* _Work instruction_:
Scan the records for the string "method" and copy every line that holds it.

Data entries

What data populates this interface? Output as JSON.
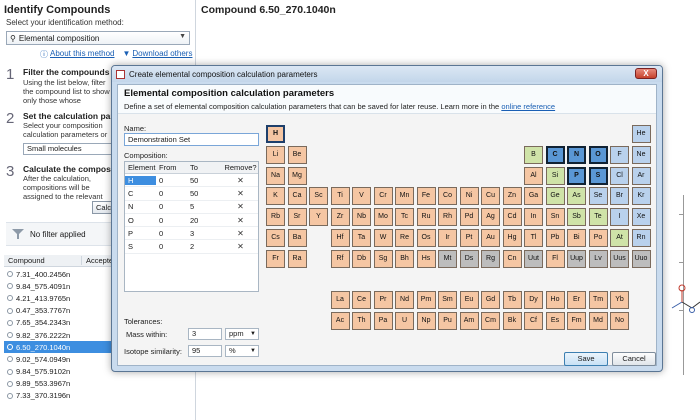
{
  "left_panel": {
    "title": "Identify Compounds",
    "subtitle": "Select your identification method:",
    "method": "Elemental composition",
    "links": [
      "About this method",
      "Download others"
    ],
    "steps": [
      {
        "num": "1",
        "title": "Filter the compounds",
        "text": "Using the list below, filter the compound list to show only those whose composition you wish to calculate."
      },
      {
        "num": "2",
        "title": "Set the calculation parameters",
        "text": "Select your composition calculation parameters or create a new parameter set."
      },
      {
        "num": "3",
        "title": "Calculate the compositions",
        "text": "After the calculation, compositions will be assigned to the relevant compounds automatically."
      }
    ],
    "step1_link": "filter",
    "param_select": "Small molecules",
    "calculate_btn": "Calculate",
    "filter_text": "No filter applied",
    "list_headers": [
      "Compound",
      "Accepted"
    ],
    "compounds": [
      "7.31_400.2456n",
      "9.84_575.4091n",
      "4.21_413.9765n",
      "0.47_353.7767n",
      "7.65_354.2343n",
      "9.82_376.2222n",
      "6.50_270.1040n",
      "9.02_574.0949n",
      "9.84_575.9102n",
      "9.89_553.3967n",
      "7.33_370.3196n"
    ],
    "selected_compound": "6.50_270.1040n"
  },
  "right": {
    "title": "Compound 6.50_270.1040n"
  },
  "dialog": {
    "title": "Create elemental composition calculation parameters",
    "header_title": "Elemental composition calculation parameters",
    "header_desc": "Define a set of elemental composition calculation parameters that can be saved for later reuse. Learn more in the",
    "header_link": "online reference",
    "name_label": "Name:",
    "name_value": "Demonstration Set",
    "composition_label": "Composition:",
    "table_headers": [
      "Element",
      "From",
      "To",
      "Remove?"
    ],
    "rows": [
      {
        "el": "H",
        "from": "0",
        "to": "50"
      },
      {
        "el": "C",
        "from": "0",
        "to": "50"
      },
      {
        "el": "N",
        "from": "0",
        "to": "5"
      },
      {
        "el": "O",
        "from": "0",
        "to": "20"
      },
      {
        "el": "P",
        "from": "0",
        "to": "3"
      },
      {
        "el": "S",
        "from": "0",
        "to": "2"
      }
    ],
    "remove_glyph": "✕",
    "tolerances_label": "Tolerances:",
    "mass_label": "Mass within:",
    "mass_value": "3",
    "mass_unit": "ppm",
    "iso_label": "Isotope similarity:",
    "iso_value": "95",
    "iso_unit": "%",
    "save": "Save",
    "cancel": "Cancel",
    "close_glyph": "X"
  },
  "colors": {
    "nonmetal": "#a7c4e4",
    "metal": "#f5c6a3",
    "metalloid": "#cfe3a8",
    "halogen": "#b9d1ec",
    "noble": "#b9d1ec",
    "unknown": "#bdbdbd",
    "selected": "#5a97d5",
    "lanth": "#f5c6a3"
  },
  "periodic_table": [
    {
      "s": "H",
      "r": 0,
      "c": 0,
      "t": "sel"
    },
    {
      "s": "He",
      "r": 0,
      "c": 17,
      "t": "noble"
    },
    {
      "s": "Li",
      "r": 1,
      "c": 0,
      "t": "metal"
    },
    {
      "s": "Be",
      "r": 1,
      "c": 1,
      "t": "metal"
    },
    {
      "s": "B",
      "r": 1,
      "c": 12,
      "t": "metalloid"
    },
    {
      "s": "C",
      "r": 1,
      "c": 13,
      "t": "dark"
    },
    {
      "s": "N",
      "r": 1,
      "c": 14,
      "t": "dark"
    },
    {
      "s": "O",
      "r": 1,
      "c": 15,
      "t": "dark"
    },
    {
      "s": "F",
      "r": 1,
      "c": 16,
      "t": "halogen"
    },
    {
      "s": "Ne",
      "r": 1,
      "c": 17,
      "t": "noble"
    },
    {
      "s": "Na",
      "r": 2,
      "c": 0,
      "t": "metal"
    },
    {
      "s": "Mg",
      "r": 2,
      "c": 1,
      "t": "metal"
    },
    {
      "s": "Al",
      "r": 2,
      "c": 12,
      "t": "metal"
    },
    {
      "s": "Si",
      "r": 2,
      "c": 13,
      "t": "metalloid"
    },
    {
      "s": "P",
      "r": 2,
      "c": 14,
      "t": "dark"
    },
    {
      "s": "S",
      "r": 2,
      "c": 15,
      "t": "dark"
    },
    {
      "s": "Cl",
      "r": 2,
      "c": 16,
      "t": "halogen"
    },
    {
      "s": "Ar",
      "r": 2,
      "c": 17,
      "t": "noble"
    },
    {
      "s": "K",
      "r": 3,
      "c": 0,
      "t": "metal"
    },
    {
      "s": "Ca",
      "r": 3,
      "c": 1,
      "t": "metal"
    },
    {
      "s": "Sc",
      "r": 3,
      "c": 2,
      "t": "metal"
    },
    {
      "s": "Ti",
      "r": 3,
      "c": 3,
      "t": "metal"
    },
    {
      "s": "V",
      "r": 3,
      "c": 4,
      "t": "metal"
    },
    {
      "s": "Cr",
      "r": 3,
      "c": 5,
      "t": "metal"
    },
    {
      "s": "Mn",
      "r": 3,
      "c": 6,
      "t": "metal"
    },
    {
      "s": "Fe",
      "r": 3,
      "c": 7,
      "t": "metal"
    },
    {
      "s": "Co",
      "r": 3,
      "c": 8,
      "t": "metal"
    },
    {
      "s": "Ni",
      "r": 3,
      "c": 9,
      "t": "metal"
    },
    {
      "s": "Cu",
      "r": 3,
      "c": 10,
      "t": "metal"
    },
    {
      "s": "Zn",
      "r": 3,
      "c": 11,
      "t": "metal"
    },
    {
      "s": "Ga",
      "r": 3,
      "c": 12,
      "t": "metal"
    },
    {
      "s": "Ge",
      "r": 3,
      "c": 13,
      "t": "metalloid"
    },
    {
      "s": "As",
      "r": 3,
      "c": 14,
      "t": "metalloid"
    },
    {
      "s": "Se",
      "r": 3,
      "c": 15,
      "t": "halogen"
    },
    {
      "s": "Br",
      "r": 3,
      "c": 16,
      "t": "halogen"
    },
    {
      "s": "Kr",
      "r": 3,
      "c": 17,
      "t": "noble"
    },
    {
      "s": "Rb",
      "r": 4,
      "c": 0,
      "t": "metal"
    },
    {
      "s": "Sr",
      "r": 4,
      "c": 1,
      "t": "metal"
    },
    {
      "s": "Y",
      "r": 4,
      "c": 2,
      "t": "metal"
    },
    {
      "s": "Zr",
      "r": 4,
      "c": 3,
      "t": "metal"
    },
    {
      "s": "Nb",
      "r": 4,
      "c": 4,
      "t": "metal"
    },
    {
      "s": "Mo",
      "r": 4,
      "c": 5,
      "t": "metal"
    },
    {
      "s": "Tc",
      "r": 4,
      "c": 6,
      "t": "metal"
    },
    {
      "s": "Ru",
      "r": 4,
      "c": 7,
      "t": "metal"
    },
    {
      "s": "Rh",
      "r": 4,
      "c": 8,
      "t": "metal"
    },
    {
      "s": "Pd",
      "r": 4,
      "c": 9,
      "t": "metal"
    },
    {
      "s": "Ag",
      "r": 4,
      "c": 10,
      "t": "metal"
    },
    {
      "s": "Cd",
      "r": 4,
      "c": 11,
      "t": "metal"
    },
    {
      "s": "In",
      "r": 4,
      "c": 12,
      "t": "metal"
    },
    {
      "s": "Sn",
      "r": 4,
      "c": 13,
      "t": "metal"
    },
    {
      "s": "Sb",
      "r": 4,
      "c": 14,
      "t": "metalloid"
    },
    {
      "s": "Te",
      "r": 4,
      "c": 15,
      "t": "metalloid"
    },
    {
      "s": "I",
      "r": 4,
      "c": 16,
      "t": "halogen"
    },
    {
      "s": "Xe",
      "r": 4,
      "c": 17,
      "t": "noble"
    },
    {
      "s": "Cs",
      "r": 5,
      "c": 0,
      "t": "metal"
    },
    {
      "s": "Ba",
      "r": 5,
      "c": 1,
      "t": "metal"
    },
    {
      "s": "Hf",
      "r": 5,
      "c": 3,
      "t": "metal"
    },
    {
      "s": "Ta",
      "r": 5,
      "c": 4,
      "t": "metal"
    },
    {
      "s": "W",
      "r": 5,
      "c": 5,
      "t": "metal"
    },
    {
      "s": "Re",
      "r": 5,
      "c": 6,
      "t": "metal"
    },
    {
      "s": "Os",
      "r": 5,
      "c": 7,
      "t": "metal"
    },
    {
      "s": "Ir",
      "r": 5,
      "c": 8,
      "t": "metal"
    },
    {
      "s": "Pt",
      "r": 5,
      "c": 9,
      "t": "metal"
    },
    {
      "s": "Au",
      "r": 5,
      "c": 10,
      "t": "metal"
    },
    {
      "s": "Hg",
      "r": 5,
      "c": 11,
      "t": "metal"
    },
    {
      "s": "Tl",
      "r": 5,
      "c": 12,
      "t": "metal"
    },
    {
      "s": "Pb",
      "r": 5,
      "c": 13,
      "t": "metal"
    },
    {
      "s": "Bi",
      "r": 5,
      "c": 14,
      "t": "metal"
    },
    {
      "s": "Po",
      "r": 5,
      "c": 15,
      "t": "metal"
    },
    {
      "s": "At",
      "r": 5,
      "c": 16,
      "t": "metalloid"
    },
    {
      "s": "Rn",
      "r": 5,
      "c": 17,
      "t": "noble"
    },
    {
      "s": "Fr",
      "r": 6,
      "c": 0,
      "t": "metal"
    },
    {
      "s": "Ra",
      "r": 6,
      "c": 1,
      "t": "metal"
    },
    {
      "s": "Rf",
      "r": 6,
      "c": 3,
      "t": "metal"
    },
    {
      "s": "Db",
      "r": 6,
      "c": 4,
      "t": "metal"
    },
    {
      "s": "Sg",
      "r": 6,
      "c": 5,
      "t": "metal"
    },
    {
      "s": "Bh",
      "r": 6,
      "c": 6,
      "t": "metal"
    },
    {
      "s": "Hs",
      "r": 6,
      "c": 7,
      "t": "metal"
    },
    {
      "s": "Mt",
      "r": 6,
      "c": 8,
      "t": "unknown"
    },
    {
      "s": "Ds",
      "r": 6,
      "c": 9,
      "t": "unknown"
    },
    {
      "s": "Rg",
      "r": 6,
      "c": 10,
      "t": "unknown"
    },
    {
      "s": "Cn",
      "r": 6,
      "c": 11,
      "t": "metal"
    },
    {
      "s": "Uut",
      "r": 6,
      "c": 12,
      "t": "unknown"
    },
    {
      "s": "Fl",
      "r": 6,
      "c": 13,
      "t": "metal"
    },
    {
      "s": "Uup",
      "r": 6,
      "c": 14,
      "t": "unknown"
    },
    {
      "s": "Lv",
      "r": 6,
      "c": 15,
      "t": "unknown"
    },
    {
      "s": "Uus",
      "r": 6,
      "c": 16,
      "t": "unknown"
    },
    {
      "s": "Uuo",
      "r": 6,
      "c": 17,
      "t": "unknown"
    },
    {
      "s": "La",
      "r": 8,
      "c": 3,
      "t": "lanth"
    },
    {
      "s": "Ce",
      "r": 8,
      "c": 4,
      "t": "lanth"
    },
    {
      "s": "Pr",
      "r": 8,
      "c": 5,
      "t": "lanth"
    },
    {
      "s": "Nd",
      "r": 8,
      "c": 6,
      "t": "lanth"
    },
    {
      "s": "Pm",
      "r": 8,
      "c": 7,
      "t": "lanth"
    },
    {
      "s": "Sm",
      "r": 8,
      "c": 8,
      "t": "lanth"
    },
    {
      "s": "Eu",
      "r": 8,
      "c": 9,
      "t": "lanth"
    },
    {
      "s": "Gd",
      "r": 8,
      "c": 10,
      "t": "lanth"
    },
    {
      "s": "Tb",
      "r": 8,
      "c": 11,
      "t": "lanth"
    },
    {
      "s": "Dy",
      "r": 8,
      "c": 12,
      "t": "lanth"
    },
    {
      "s": "Ho",
      "r": 8,
      "c": 13,
      "t": "lanth"
    },
    {
      "s": "Er",
      "r": 8,
      "c": 14,
      "t": "lanth"
    },
    {
      "s": "Tm",
      "r": 8,
      "c": 15,
      "t": "lanth"
    },
    {
      "s": "Yb",
      "r": 8,
      "c": 16,
      "t": "lanth"
    },
    {
      "s": "Ac",
      "r": 9,
      "c": 3,
      "t": "lanth"
    },
    {
      "s": "Th",
      "r": 9,
      "c": 4,
      "t": "lanth"
    },
    {
      "s": "Pa",
      "r": 9,
      "c": 5,
      "t": "lanth"
    },
    {
      "s": "U",
      "r": 9,
      "c": 6,
      "t": "lanth"
    },
    {
      "s": "Np",
      "r": 9,
      "c": 7,
      "t": "lanth"
    },
    {
      "s": "Pu",
      "r": 9,
      "c": 8,
      "t": "lanth"
    },
    {
      "s": "Am",
      "r": 9,
      "c": 9,
      "t": "lanth"
    },
    {
      "s": "Cm",
      "r": 9,
      "c": 10,
      "t": "lanth"
    },
    {
      "s": "Bk",
      "r": 9,
      "c": 11,
      "t": "lanth"
    },
    {
      "s": "Cf",
      "r": 9,
      "c": 12,
      "t": "lanth"
    },
    {
      "s": "Es",
      "r": 9,
      "c": 13,
      "t": "lanth"
    },
    {
      "s": "Fm",
      "r": 9,
      "c": 14,
      "t": "lanth"
    },
    {
      "s": "Md",
      "r": 9,
      "c": 15,
      "t": "lanth"
    },
    {
      "s": "No",
      "r": 9,
      "c": 16,
      "t": "lanth"
    }
  ]
}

* _Completed task_:
    "subtitle": "Select your identification method:",
    "method": "Elemental composition",
      "About this method",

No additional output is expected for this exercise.